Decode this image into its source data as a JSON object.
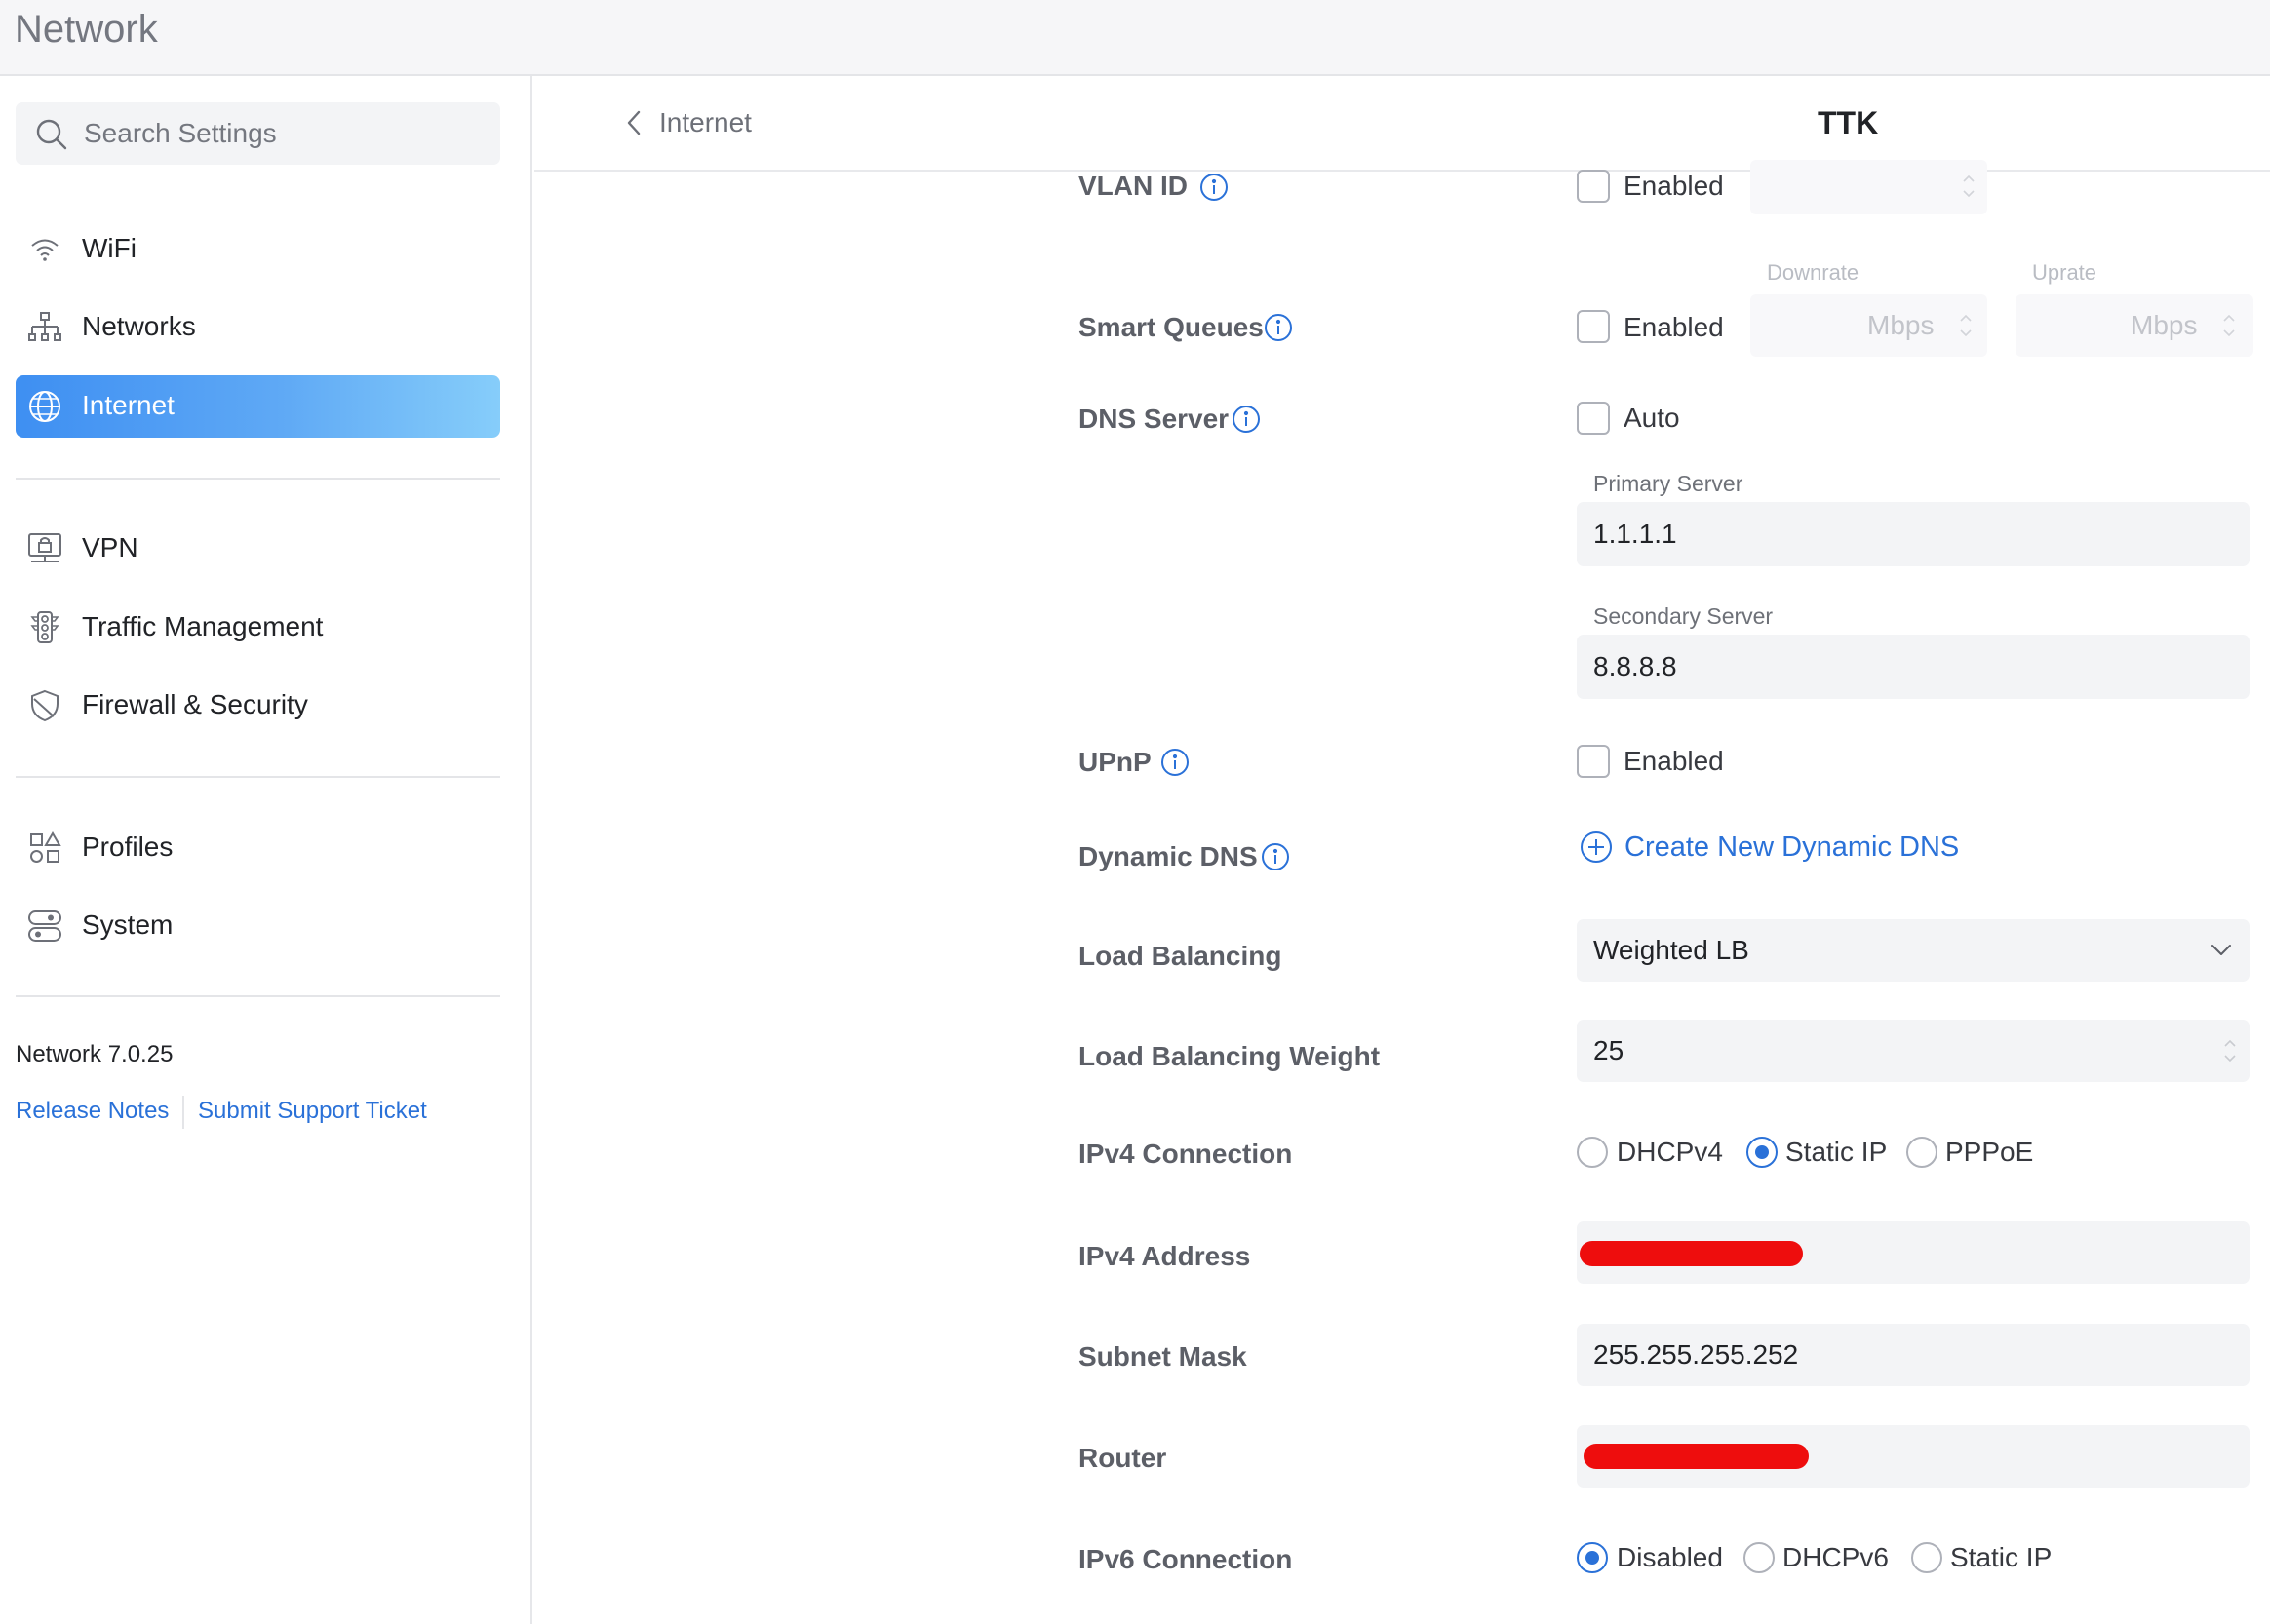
{
  "app": {
    "title": "Network"
  },
  "sidebar": {
    "search_placeholder": "Search Settings",
    "items": [
      {
        "label": "WiFi",
        "icon": "wifi-icon"
      },
      {
        "label": "Networks",
        "icon": "network-topology-icon"
      },
      {
        "label": "Internet",
        "icon": "globe-icon",
        "active": true
      },
      {
        "label": "VPN",
        "icon": "vpn-lock-icon"
      },
      {
        "label": "Traffic Management",
        "icon": "traffic-light-icon"
      },
      {
        "label": "Firewall & Security",
        "icon": "shield-icon"
      },
      {
        "label": "Profiles",
        "icon": "profiles-grid-icon"
      },
      {
        "label": "System",
        "icon": "system-toggles-icon"
      }
    ],
    "version": "Network 7.0.25",
    "links": {
      "release_notes": "Release Notes",
      "support": "Submit Support Ticket"
    }
  },
  "header": {
    "back_label": "Internet",
    "title": "TTK"
  },
  "form": {
    "vlan": {
      "label": "VLAN ID",
      "checkbox": "Enabled",
      "checked": false
    },
    "smart_queues": {
      "label": "Smart Queues",
      "checkbox": "Enabled",
      "checked": false,
      "downrate_label": "Downrate",
      "uprate_label": "Uprate",
      "down_unit": "Mbps",
      "up_unit": "Mbps"
    },
    "dns": {
      "label": "DNS Server",
      "checkbox": "Auto",
      "checked": false,
      "primary_label": "Primary Server",
      "primary": "1.1.1.1",
      "secondary_label": "Secondary Server",
      "secondary": "8.8.8.8"
    },
    "upnp": {
      "label": "UPnP",
      "checkbox": "Enabled",
      "checked": false
    },
    "dynamic_dns": {
      "label": "Dynamic DNS",
      "action": "Create New Dynamic DNS"
    },
    "load_balancing": {
      "label": "Load Balancing",
      "value": "Weighted LB"
    },
    "lb_weight": {
      "label": "Load Balancing Weight",
      "value": "25"
    },
    "ipv4_connection": {
      "label": "IPv4 Connection",
      "options": [
        "DHCPv4",
        "Static IP",
        "PPPoE"
      ],
      "selected": "Static IP"
    },
    "ipv4_address": {
      "label": "IPv4 Address"
    },
    "subnet_mask": {
      "label": "Subnet Mask",
      "value": "255.255.255.252"
    },
    "router": {
      "label": "Router"
    },
    "ipv6_connection": {
      "label": "IPv6 Connection",
      "options": [
        "Disabled",
        "DHCPv6",
        "Static IP"
      ],
      "selected": "Disabled"
    }
  },
  "colors": {
    "accent": "#2a71d8",
    "redaction": "#ee0d0d",
    "active_nav_start": "#3e8ff2",
    "active_nav_end": "#86cdfa"
  }
}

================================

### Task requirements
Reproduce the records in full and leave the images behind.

### Output
Decode this image into its source data as a JSON object.
{
  "app": {
    "title": "Network"
  },
  "sidebar": {
    "search_placeholder": "Search Settings",
    "items": [
      {
        "label": "WiFi",
        "icon": "wifi-icon"
      },
      {
        "label": "Networks",
        "icon": "network-topology-icon"
      },
      {
        "label": "Internet",
        "icon": "globe-icon",
        "active": true
      },
      {
        "label": "VPN",
        "icon": "vpn-lock-icon"
      },
      {
        "label": "Traffic Management",
        "icon": "traffic-light-icon"
      },
      {
        "label": "Firewall & Security",
        "icon": "shield-icon"
      },
      {
        "label": "Profiles",
        "icon": "profiles-grid-icon"
      },
      {
        "label": "System",
        "icon": "system-toggles-icon"
      }
    ],
    "version": "Network 7.0.25",
    "links": {
      "release_notes": "Release Notes",
      "support": "Submit Support Ticket"
    }
  },
  "header": {
    "back_label": "Internet",
    "title": "TTK"
  },
  "form": {
    "vlan": {
      "label": "VLAN ID",
      "checkbox": "Enabled",
      "checked": false
    },
    "smart_queues": {
      "label": "Smart Queues",
      "checkbox": "Enabled",
      "checked": false,
      "downrate_label": "Downrate",
      "uprate_label": "Uprate",
      "down_unit": "Mbps",
      "up_unit": "Mbps"
    },
    "dns": {
      "label": "DNS Server",
      "checkbox": "Auto",
      "checked": false,
      "primary_label": "Primary Server",
      "primary": "1.1.1.1",
      "secondary_label": "Secondary Server",
      "secondary": "8.8.8.8"
    },
    "upnp": {
      "label": "UPnP",
      "checkbox": "Enabled",
      "checked": false
    },
    "dynamic_dns": {
      "label": "Dynamic DNS",
      "action": "Create New Dynamic DNS"
    },
    "load_balancing": {
      "label": "Load Balancing",
      "value": "Weighted LB"
    },
    "lb_weight": {
      "label": "Load Balancing Weight",
      "value": "25"
    },
    "ipv4_connection": {
      "label": "IPv4 Connection",
      "options": [
        "DHCPv4",
        "Static IP",
        "PPPoE"
      ],
      "selected": "Static IP"
    },
    "ipv4_address": {
      "label": "IPv4 Address"
    },
    "subnet_mask": {
      "label": "Subnet Mask",
      "value": "255.255.255.252"
    },
    "router": {
      "label": "Router"
    },
    "ipv6_connection": {
      "label": "IPv6 Connection",
      "options": [
        "Disabled",
        "DHCPv6",
        "Static IP"
      ],
      "selected": "Disabled"
    }
  },
  "colors": {
    "accent": "#2a71d8",
    "redaction": "#ee0d0d",
    "active_nav_start": "#3e8ff2",
    "active_nav_end": "#86cdfa"
  }
}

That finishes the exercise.